PROMPT: Should the word "Phone" occur in a line of the records, copy that line.

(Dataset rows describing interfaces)
>>>>

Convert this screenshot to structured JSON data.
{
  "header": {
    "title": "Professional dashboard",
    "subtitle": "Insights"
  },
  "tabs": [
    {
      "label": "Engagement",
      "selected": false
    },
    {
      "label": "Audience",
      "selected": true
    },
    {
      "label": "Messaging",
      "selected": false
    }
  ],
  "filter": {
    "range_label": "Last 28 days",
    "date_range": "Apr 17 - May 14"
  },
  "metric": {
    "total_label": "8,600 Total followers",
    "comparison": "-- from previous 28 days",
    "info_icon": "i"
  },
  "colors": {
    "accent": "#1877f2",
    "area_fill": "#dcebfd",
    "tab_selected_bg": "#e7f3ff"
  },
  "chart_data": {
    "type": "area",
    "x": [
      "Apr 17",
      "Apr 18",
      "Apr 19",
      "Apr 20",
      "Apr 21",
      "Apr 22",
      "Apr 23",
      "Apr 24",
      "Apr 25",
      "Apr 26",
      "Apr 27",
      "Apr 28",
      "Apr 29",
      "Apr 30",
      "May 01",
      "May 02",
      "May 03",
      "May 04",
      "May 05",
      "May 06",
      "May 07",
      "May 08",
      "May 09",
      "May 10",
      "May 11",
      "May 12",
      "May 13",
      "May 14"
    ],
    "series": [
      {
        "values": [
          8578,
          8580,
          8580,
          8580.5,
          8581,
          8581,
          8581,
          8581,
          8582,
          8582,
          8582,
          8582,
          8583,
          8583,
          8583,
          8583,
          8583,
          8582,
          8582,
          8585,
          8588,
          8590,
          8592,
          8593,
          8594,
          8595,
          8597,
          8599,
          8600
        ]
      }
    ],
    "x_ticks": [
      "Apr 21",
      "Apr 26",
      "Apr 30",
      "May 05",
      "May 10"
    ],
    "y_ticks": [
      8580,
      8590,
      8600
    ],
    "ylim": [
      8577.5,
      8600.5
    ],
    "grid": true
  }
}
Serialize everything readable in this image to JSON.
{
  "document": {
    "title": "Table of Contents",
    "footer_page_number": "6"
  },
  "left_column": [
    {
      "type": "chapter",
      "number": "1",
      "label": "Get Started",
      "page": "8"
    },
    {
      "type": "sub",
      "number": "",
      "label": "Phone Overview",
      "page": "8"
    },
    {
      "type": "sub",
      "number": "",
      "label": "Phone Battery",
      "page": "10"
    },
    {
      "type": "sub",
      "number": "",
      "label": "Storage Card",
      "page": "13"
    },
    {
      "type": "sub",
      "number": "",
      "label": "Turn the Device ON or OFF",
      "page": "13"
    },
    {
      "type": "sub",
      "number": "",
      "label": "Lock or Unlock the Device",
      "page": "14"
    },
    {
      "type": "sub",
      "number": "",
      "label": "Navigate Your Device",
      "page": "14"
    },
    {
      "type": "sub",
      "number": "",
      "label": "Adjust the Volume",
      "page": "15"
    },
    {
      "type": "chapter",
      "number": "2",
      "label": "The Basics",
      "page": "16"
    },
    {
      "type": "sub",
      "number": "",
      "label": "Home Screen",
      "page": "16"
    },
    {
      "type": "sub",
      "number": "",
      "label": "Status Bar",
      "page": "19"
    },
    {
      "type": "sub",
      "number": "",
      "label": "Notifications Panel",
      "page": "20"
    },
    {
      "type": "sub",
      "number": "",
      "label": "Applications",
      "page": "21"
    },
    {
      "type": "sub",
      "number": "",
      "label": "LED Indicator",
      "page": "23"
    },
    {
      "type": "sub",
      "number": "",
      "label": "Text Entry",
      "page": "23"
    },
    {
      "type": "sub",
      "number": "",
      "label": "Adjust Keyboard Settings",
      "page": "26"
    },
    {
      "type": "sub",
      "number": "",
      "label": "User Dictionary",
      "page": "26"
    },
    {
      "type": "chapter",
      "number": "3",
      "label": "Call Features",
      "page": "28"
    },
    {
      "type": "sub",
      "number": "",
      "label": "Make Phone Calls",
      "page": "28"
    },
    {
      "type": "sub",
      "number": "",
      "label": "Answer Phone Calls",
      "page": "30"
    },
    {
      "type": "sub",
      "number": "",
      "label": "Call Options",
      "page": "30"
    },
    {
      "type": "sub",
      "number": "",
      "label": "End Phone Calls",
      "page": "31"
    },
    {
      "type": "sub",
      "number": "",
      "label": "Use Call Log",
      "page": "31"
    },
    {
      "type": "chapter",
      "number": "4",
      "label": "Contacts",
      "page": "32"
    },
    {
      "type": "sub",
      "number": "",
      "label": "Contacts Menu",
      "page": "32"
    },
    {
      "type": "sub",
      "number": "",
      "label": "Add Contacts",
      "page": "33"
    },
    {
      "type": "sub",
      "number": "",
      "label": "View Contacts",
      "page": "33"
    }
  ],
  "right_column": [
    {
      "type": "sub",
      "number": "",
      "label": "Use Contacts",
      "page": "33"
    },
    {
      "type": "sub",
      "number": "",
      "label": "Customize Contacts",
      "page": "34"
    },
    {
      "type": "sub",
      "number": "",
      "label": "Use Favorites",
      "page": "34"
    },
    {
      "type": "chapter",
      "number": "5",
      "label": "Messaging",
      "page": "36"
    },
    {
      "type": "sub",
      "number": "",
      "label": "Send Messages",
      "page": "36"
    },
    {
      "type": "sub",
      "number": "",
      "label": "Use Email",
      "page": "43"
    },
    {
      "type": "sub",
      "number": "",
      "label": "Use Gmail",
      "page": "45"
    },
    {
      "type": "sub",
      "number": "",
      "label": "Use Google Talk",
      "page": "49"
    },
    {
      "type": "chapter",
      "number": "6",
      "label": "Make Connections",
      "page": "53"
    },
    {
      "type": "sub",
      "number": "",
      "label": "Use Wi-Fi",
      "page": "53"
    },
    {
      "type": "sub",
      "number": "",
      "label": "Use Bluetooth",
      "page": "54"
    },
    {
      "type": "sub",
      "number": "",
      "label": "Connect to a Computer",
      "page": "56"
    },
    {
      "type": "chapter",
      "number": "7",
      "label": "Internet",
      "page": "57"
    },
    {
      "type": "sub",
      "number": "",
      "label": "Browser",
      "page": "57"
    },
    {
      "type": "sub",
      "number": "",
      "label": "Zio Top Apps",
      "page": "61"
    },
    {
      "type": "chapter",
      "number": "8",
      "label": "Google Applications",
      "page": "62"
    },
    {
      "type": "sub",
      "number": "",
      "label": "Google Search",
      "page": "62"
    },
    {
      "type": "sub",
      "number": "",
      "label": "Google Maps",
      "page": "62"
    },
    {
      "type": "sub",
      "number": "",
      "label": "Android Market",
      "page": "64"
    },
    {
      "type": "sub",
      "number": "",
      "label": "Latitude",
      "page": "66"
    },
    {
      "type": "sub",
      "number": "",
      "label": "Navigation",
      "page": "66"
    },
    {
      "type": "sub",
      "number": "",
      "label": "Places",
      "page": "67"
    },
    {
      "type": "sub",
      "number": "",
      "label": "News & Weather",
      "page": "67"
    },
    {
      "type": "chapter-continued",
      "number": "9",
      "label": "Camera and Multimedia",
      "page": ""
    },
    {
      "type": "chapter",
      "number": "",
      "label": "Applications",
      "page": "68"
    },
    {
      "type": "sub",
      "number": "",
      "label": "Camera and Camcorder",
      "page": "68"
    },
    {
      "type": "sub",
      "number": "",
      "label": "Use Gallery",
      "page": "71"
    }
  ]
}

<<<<
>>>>

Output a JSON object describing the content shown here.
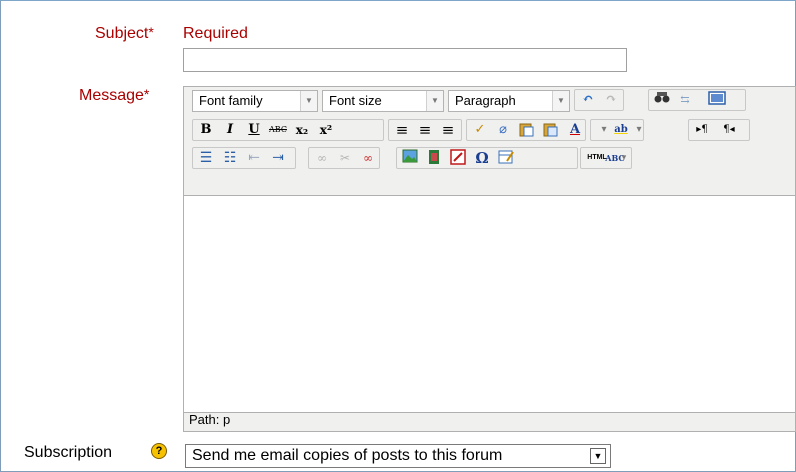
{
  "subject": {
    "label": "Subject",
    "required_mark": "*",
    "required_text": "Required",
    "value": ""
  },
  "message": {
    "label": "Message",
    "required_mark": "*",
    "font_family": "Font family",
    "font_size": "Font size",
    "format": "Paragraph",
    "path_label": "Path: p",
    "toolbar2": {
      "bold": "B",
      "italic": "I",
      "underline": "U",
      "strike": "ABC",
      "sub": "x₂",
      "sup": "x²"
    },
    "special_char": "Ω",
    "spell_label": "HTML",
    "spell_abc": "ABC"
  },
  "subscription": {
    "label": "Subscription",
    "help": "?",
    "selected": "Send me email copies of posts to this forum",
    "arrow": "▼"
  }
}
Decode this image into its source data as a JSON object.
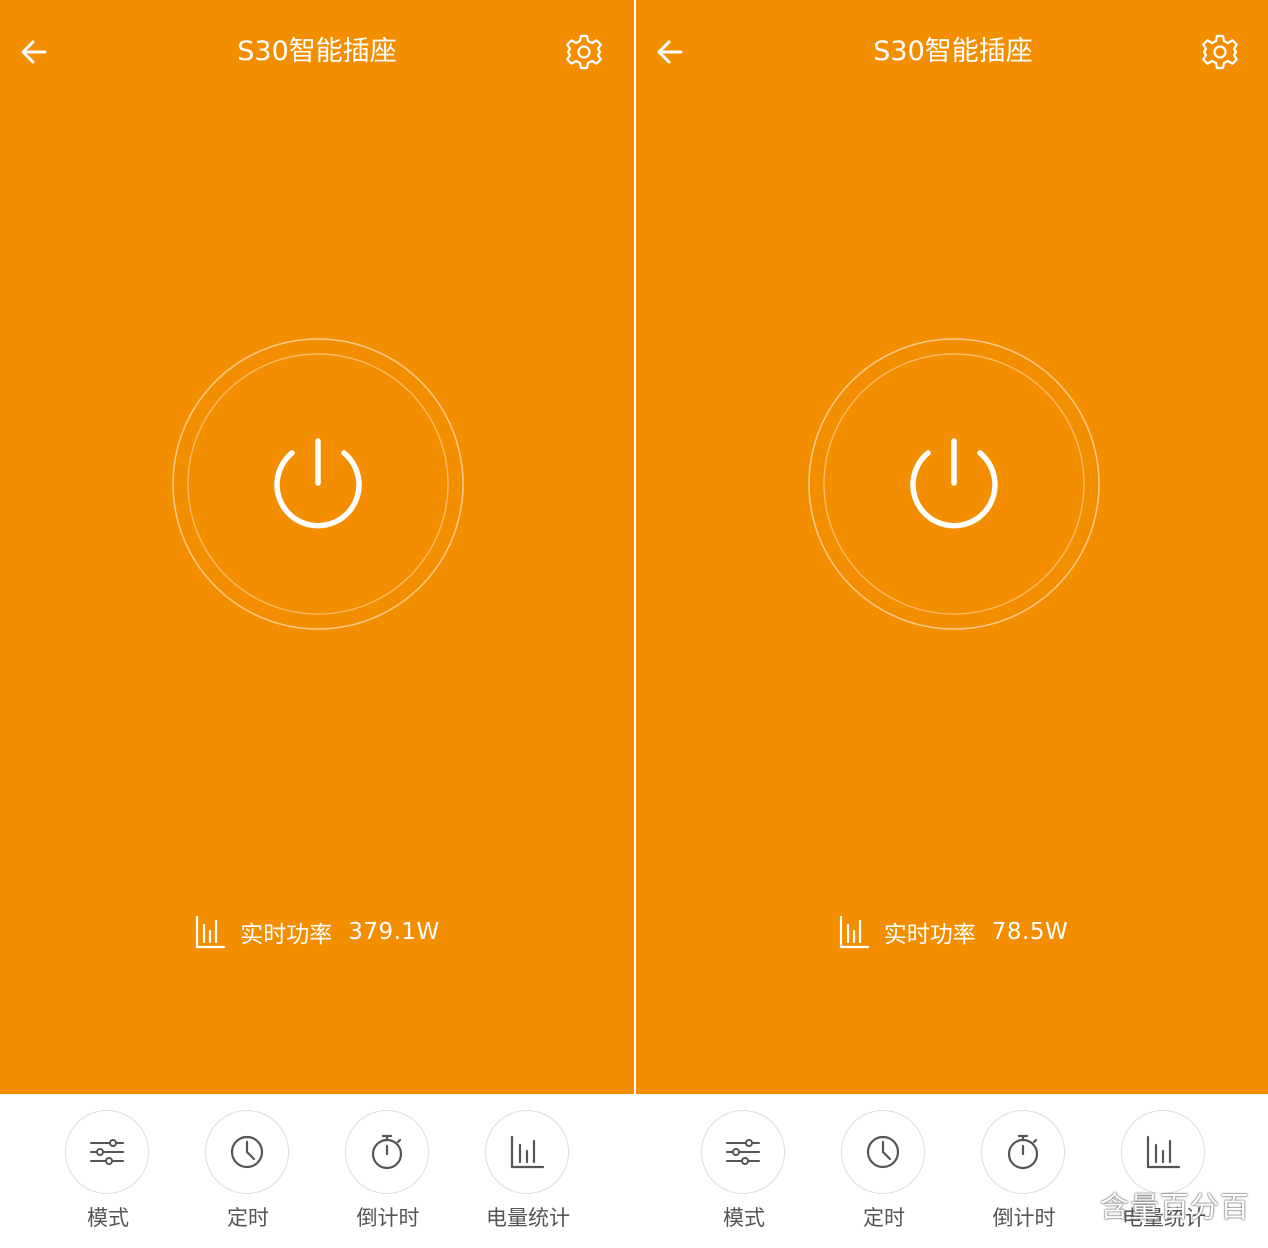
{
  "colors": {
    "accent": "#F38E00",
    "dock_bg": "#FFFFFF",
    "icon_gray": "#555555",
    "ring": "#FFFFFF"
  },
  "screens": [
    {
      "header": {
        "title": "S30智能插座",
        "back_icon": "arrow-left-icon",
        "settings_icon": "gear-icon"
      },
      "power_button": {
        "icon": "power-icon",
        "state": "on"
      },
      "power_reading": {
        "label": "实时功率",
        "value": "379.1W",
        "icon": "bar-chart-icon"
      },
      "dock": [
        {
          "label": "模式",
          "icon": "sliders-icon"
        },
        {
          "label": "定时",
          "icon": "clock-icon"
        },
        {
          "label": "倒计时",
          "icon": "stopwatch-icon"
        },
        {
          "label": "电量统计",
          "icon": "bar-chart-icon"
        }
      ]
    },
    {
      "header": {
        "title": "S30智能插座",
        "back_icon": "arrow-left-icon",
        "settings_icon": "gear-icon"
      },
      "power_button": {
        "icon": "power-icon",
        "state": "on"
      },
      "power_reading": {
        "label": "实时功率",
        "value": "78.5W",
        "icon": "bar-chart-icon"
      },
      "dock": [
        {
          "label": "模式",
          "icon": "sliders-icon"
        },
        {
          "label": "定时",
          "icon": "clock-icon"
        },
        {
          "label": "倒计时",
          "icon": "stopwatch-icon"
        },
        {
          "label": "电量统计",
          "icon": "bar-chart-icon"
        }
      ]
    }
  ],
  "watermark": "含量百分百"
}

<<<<

SOLVED PROBLEM:
      "label": "Phone Overview",
      "label": "Phone Battery",
      "label": "Make Phone Calls",
      "label": "Answer Phone Calls",
      "label": "End Phone Calls",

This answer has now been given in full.